Only a handful of filmmakers manage to win the coveted National Award with their debut film. Not only did actor-turned-director Churni Ganguly win the National Award for best Bengali feature film but also proved her mettle as a storyteller in her debut film, Nirbashito. That's not all. She has also quite intelligently tackled the subject of banishment (Taslima Nasreen's exile) in the film. Churni, who has acted in films such as Laptop, Shabdo and Rang Milanti, is elated because her actor-director and husband Kaushik Ganguly, too, bagged a National Award for Chhotoder Chhobi this year.
On a sultry afternoon, HT met Churni at her Garia home, as she spoke on freedom of expression, struggles of a woman and more: Excerpts:
Nirbashito, which is about freedom of expression, was adjudged the best feature film in Bengali at the National Awards on March 24. The same day, the Supreme Court also struck down Section 66A of IT Act (which allowed arrest for offensive content on the internet).
Yes, it was a special day and I will never forget the date. After it was confirmed that Nirbashito has been conferred the National Award, I immediately called up Taslima di. She told me that the Supreme Court has scrapped 66A of IT Act. Freedom of expression won that day.
The film bears a strong resemblance to the life of Bangladeshi author Taslima Nasreen. Yet, you haven't named the protagonist in the film.
This is not a biopic on Taslima Nasreen. I have already mentioned that earlier. Since it's not a biopic, I haven't given the protagonist a name. A lot of fiction has been weaved into the story. The film talks about the power of woman. Her struggles start the very day she is born. If a woman has an opinion, she will be ostracised, which is also a kind of exile. A country comprises men and women. If we take away the freedom of expression from a woman, it's also a kind of exile… it's the death of democracy. If I can't express my opinion freely, I gradually cease to form opinions. Even in today's society, women hesitate to form a free opinion. So, the film speaks for those women who have gone ahead and expressed their opinion. It speaks of gender equality and patriarchy. Many women who can't protest have found a voice in Taslima. So, the film is dedicated to every woman.
Everything about exiled author, Taslima Nasreen, is controversial.
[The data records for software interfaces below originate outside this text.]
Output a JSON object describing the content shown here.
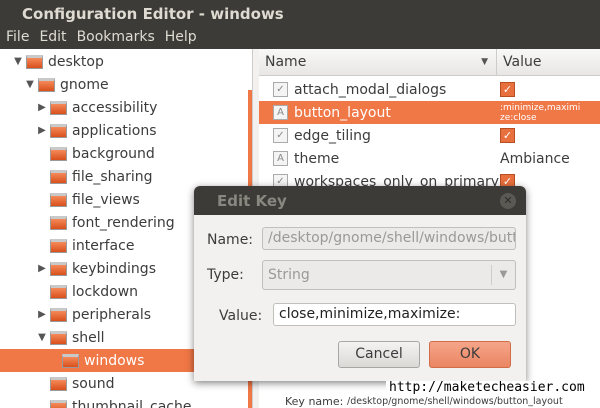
{
  "window": {
    "title": "Configuration Editor - windows"
  },
  "menu": [
    "File",
    "Edit",
    "Bookmarks",
    "Help"
  ],
  "tree": [
    {
      "label": "desktop",
      "level": 0,
      "arrow": "down"
    },
    {
      "label": "gnome",
      "level": 1,
      "arrow": "down"
    },
    {
      "label": "accessibility",
      "level": 2,
      "arrow": "right"
    },
    {
      "label": "applications",
      "level": 2,
      "arrow": "right"
    },
    {
      "label": "background",
      "level": 2,
      "arrow": ""
    },
    {
      "label": "file_sharing",
      "level": 2,
      "arrow": ""
    },
    {
      "label": "file_views",
      "level": 2,
      "arrow": ""
    },
    {
      "label": "font_rendering",
      "level": 2,
      "arrow": ""
    },
    {
      "label": "interface",
      "level": 2,
      "arrow": ""
    },
    {
      "label": "keybindings",
      "level": 2,
      "arrow": "right"
    },
    {
      "label": "lockdown",
      "level": 2,
      "arrow": ""
    },
    {
      "label": "peripherals",
      "level": 2,
      "arrow": "right"
    },
    {
      "label": "shell",
      "level": 2,
      "arrow": "down"
    },
    {
      "label": "windows",
      "level": 3,
      "arrow": "",
      "selected": true
    },
    {
      "label": "sound",
      "level": 2,
      "arrow": ""
    },
    {
      "label": "thumbnail_cache",
      "level": 2,
      "arrow": ""
    }
  ],
  "keys": {
    "headers": {
      "name": "Name",
      "value": "Value"
    },
    "rows": [
      {
        "name": "attach_modal_dialogs",
        "type": "bool",
        "value": "✓"
      },
      {
        "name": "button_layout",
        "type": "string",
        "value": ":minimize,maximize:close",
        "selected": true
      },
      {
        "name": "edge_tiling",
        "type": "bool",
        "value": "✓"
      },
      {
        "name": "theme",
        "type": "string",
        "value": "Ambiance"
      },
      {
        "name": "workspaces_only_on_primary",
        "type": "bool",
        "value": "✓"
      }
    ]
  },
  "dialog": {
    "title": "Edit Key",
    "name_label": "Name:",
    "name_value": "/desktop/gnome/shell/windows/button_layout",
    "type_label": "Type:",
    "type_value": "String",
    "value_label": "Value:",
    "value_value": "close,minimize,maximize:",
    "cancel": "Cancel",
    "ok": "OK"
  },
  "details": {
    "key_name_label": "Key name:",
    "key_name_value": "/desktop/gnome/shell/windows/button_layout"
  },
  "watermark": "http://maketecheasier.com",
  "colors": {
    "accent": "#f07746",
    "titlebar": "#3c3b37"
  }
}
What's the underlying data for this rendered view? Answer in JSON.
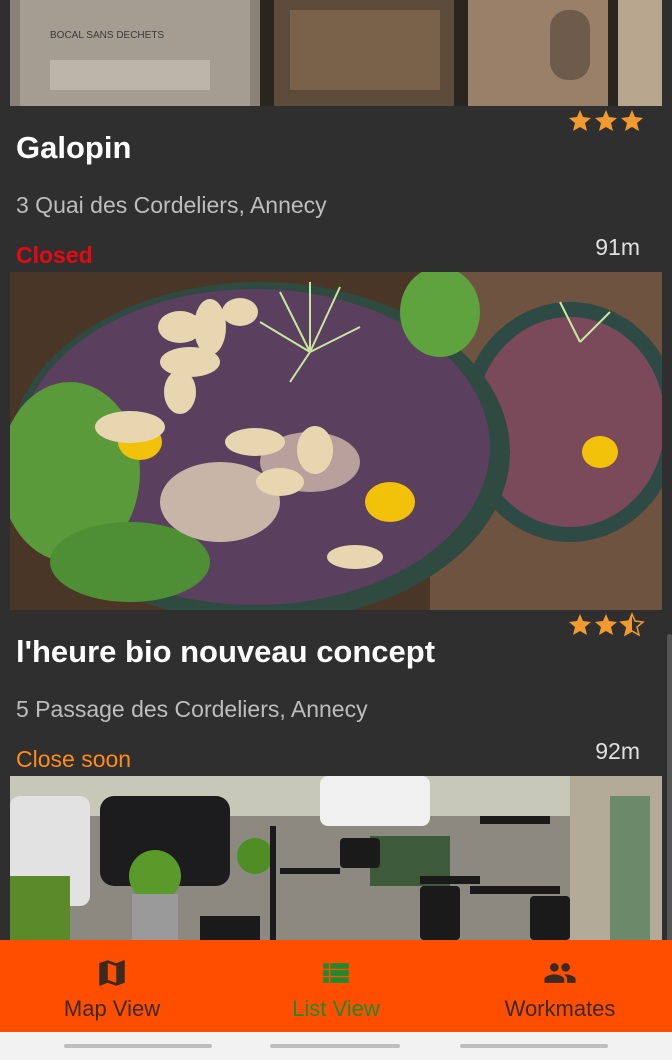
{
  "restaurants": [
    {
      "name": "Galopin",
      "address": "3 Quai des Cordeliers, Annecy",
      "status": "Closed",
      "status_color": "#e50914",
      "distance": "91m",
      "rating": 3,
      "photo": "storefront-photo",
      "photo_sign_text": "BOCAL SANS DECHETS"
    },
    {
      "name": "l'heure bio nouveau concept",
      "address": "5 Passage des Cordeliers, Annecy",
      "status": "Close soon",
      "status_color": "#ff8c1a",
      "distance": "92m",
      "rating": 2.5,
      "photo": "salad-bowl-photo"
    },
    {
      "name": "",
      "photo": "terrace-photo"
    }
  ],
  "bottom_nav": [
    {
      "label": "Map View",
      "icon": "map-icon",
      "color": "#3a2a20",
      "active": false
    },
    {
      "label": "List View",
      "icon": "list-icon",
      "color": "#1e8a2e",
      "active": true
    },
    {
      "label": "Workmates",
      "icon": "people-icon",
      "color": "#3a2a20",
      "active": false
    }
  ],
  "colors": {
    "background": "#2f2f2f",
    "accent": "#ff4e00",
    "star": "#f29a2e"
  }
}
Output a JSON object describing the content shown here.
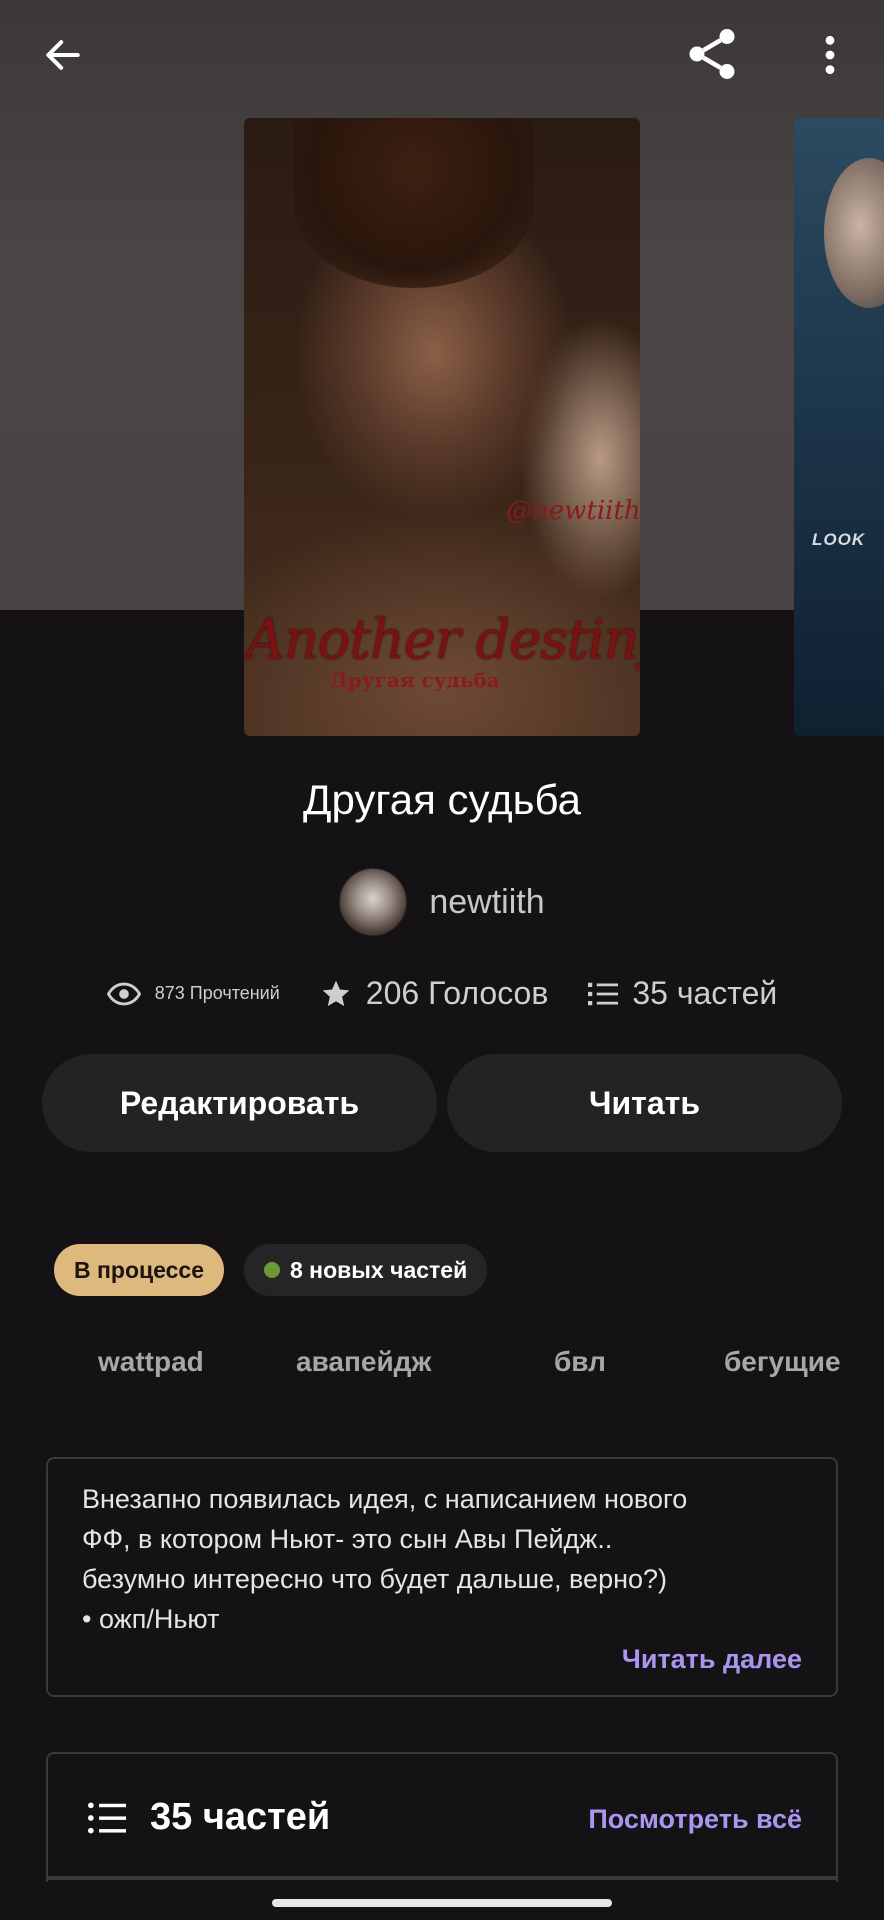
{
  "header": {
    "back_icon": "arrow-left-icon",
    "share_icon": "share-icon",
    "more_icon": "more-vertical-icon"
  },
  "cover": {
    "watermark": "@newtiith",
    "title": "Another destiny",
    "subtitle": "Другая судьба",
    "next_cover_text": "LOOK"
  },
  "story": {
    "title": "Другая судьба",
    "author": "newtiith"
  },
  "stats": {
    "reads": "873 Прочтений",
    "votes": "206 Голосов",
    "parts": "35 частей"
  },
  "actions": {
    "edit_label": "Редактировать",
    "read_label": "Читать"
  },
  "badges": {
    "status": "В процессе",
    "new_parts": "8 новых частей",
    "status_color": "#ddb97e",
    "new_dot_color": "#6c9a3a"
  },
  "tags": [
    "wattpad",
    "авапейдж",
    "бвл",
    "бегущие"
  ],
  "description": {
    "lines": [
      "Внезапно появилась идея, с написанием нового",
      "ФФ, в котором Ньют- это сын Авы Пейдж..",
      "безумно интересно что будет дальше, верно?)",
      "• ожп/Ньют"
    ],
    "read_more": "Читать далее"
  },
  "parts_section": {
    "title": "35 частей",
    "view_all": "Посмотреть всё",
    "accent_color": "#a896f0"
  }
}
All I can say is that Nirbashito has a human story. It speaks of motherly love that the author has for her pet cat. I have given an insight into the exiled author's life through her poetry. Whenever we speak of Taslima, we tend to bring in controversial elements into it. But at the end of the day she is a human being and I have tried to explore those facets of her personality. The controversial elements of her life have garnered a lot of attention, so I didn't feel the need to explore them again. There are scenes where we present Taslima's opinion too. It's a balanced film. One must know what goes against her and also what she stands for. However, I don't endorse banishment. I believe you can have an opinion not similar to her opinion, but there are other ways to answer that. There's a dialogue in the film which says burning vehicles on the road is not a way to protest. There's another dialogue which says invariably that sword wins. But I believe the pen should win. There can be debates, write ups but not banishment.
Banishment reminds us of author Salman Rushdie and artiste Maqbool Fida Husain.
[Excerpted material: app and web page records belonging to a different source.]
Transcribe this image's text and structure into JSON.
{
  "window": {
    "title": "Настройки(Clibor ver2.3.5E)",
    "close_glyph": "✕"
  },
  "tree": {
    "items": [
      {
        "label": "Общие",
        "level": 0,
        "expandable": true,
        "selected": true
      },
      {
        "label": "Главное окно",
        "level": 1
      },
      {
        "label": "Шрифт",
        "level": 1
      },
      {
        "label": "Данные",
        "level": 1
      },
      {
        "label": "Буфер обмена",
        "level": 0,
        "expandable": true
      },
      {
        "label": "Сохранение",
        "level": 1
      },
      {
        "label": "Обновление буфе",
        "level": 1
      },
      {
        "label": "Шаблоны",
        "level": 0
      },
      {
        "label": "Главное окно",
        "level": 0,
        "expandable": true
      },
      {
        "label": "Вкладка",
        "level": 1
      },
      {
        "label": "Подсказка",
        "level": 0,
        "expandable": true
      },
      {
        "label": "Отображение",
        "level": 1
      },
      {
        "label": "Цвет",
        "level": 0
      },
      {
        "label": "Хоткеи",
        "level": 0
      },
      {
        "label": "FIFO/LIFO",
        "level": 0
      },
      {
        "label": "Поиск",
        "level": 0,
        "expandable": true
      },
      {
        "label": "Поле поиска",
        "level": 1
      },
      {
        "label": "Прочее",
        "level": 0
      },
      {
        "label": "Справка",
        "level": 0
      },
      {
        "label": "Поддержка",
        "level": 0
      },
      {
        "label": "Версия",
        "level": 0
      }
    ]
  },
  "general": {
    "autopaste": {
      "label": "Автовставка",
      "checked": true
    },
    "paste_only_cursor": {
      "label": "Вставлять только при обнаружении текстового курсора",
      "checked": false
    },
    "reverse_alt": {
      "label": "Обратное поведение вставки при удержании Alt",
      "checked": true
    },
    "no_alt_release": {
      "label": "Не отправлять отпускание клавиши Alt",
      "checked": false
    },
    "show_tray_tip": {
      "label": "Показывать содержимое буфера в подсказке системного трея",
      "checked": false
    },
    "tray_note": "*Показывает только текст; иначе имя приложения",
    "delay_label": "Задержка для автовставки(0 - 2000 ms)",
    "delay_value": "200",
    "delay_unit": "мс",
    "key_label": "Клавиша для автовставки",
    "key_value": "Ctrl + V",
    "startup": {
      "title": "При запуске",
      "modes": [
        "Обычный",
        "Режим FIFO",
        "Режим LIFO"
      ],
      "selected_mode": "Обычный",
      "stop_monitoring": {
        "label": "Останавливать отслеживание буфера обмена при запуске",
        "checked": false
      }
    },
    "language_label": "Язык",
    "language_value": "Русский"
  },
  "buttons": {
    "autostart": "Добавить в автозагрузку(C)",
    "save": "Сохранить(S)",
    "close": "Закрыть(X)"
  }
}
One has the freedom of expression and at times, it might hurt another person. But he or she shouldn't be ostracised. It's not possible to pacify everyone. Banishment is not the way. There has to a softer way to deal with it. When you ban a film, the curiosity to watch the film increases manifold. So, whenever the film is available on the internet, everyone jumps in to watch it. My film is a tribute to Maqbool Fida Husain. Salman Rushdie also gets mentioned in a pivotal scene.
What was Taslima Nasreen's reaction after watching the film?
It was an emotional moment for her. She didn't react to the fact that we haven't used her name because she knew the film has a lot of fiction. We have taken cinematic licence to make the film.
What made you cast yourself in the lead role?
Initially, I didn't want to cast myself in my debut film. I wanted to take somebody who bears resemblance to Taslima. During the narration, a few of my friends from the film fraternity told me that I am apt to play the character. Since I was also the director, I had to write a lot of directorial inputs in the script so that my team had no difficulty in understanding my suggestions while shooting the film.
The concept of the film belongs to Kaushik Ganguly. How did he help you while making the film?
After I narrated the first draft of the film, he was so pleased that he wanted to make a film on it. But I refused to part with it (smiles). When we went into pre-production, he was busy with Apur Panchali. Both of us shared the same directorial team and it was chaos. He went away with the directorial team to shoot for Khaad. I was really upset at one point. But later, he was proud of the fact that I had managed everything on my own.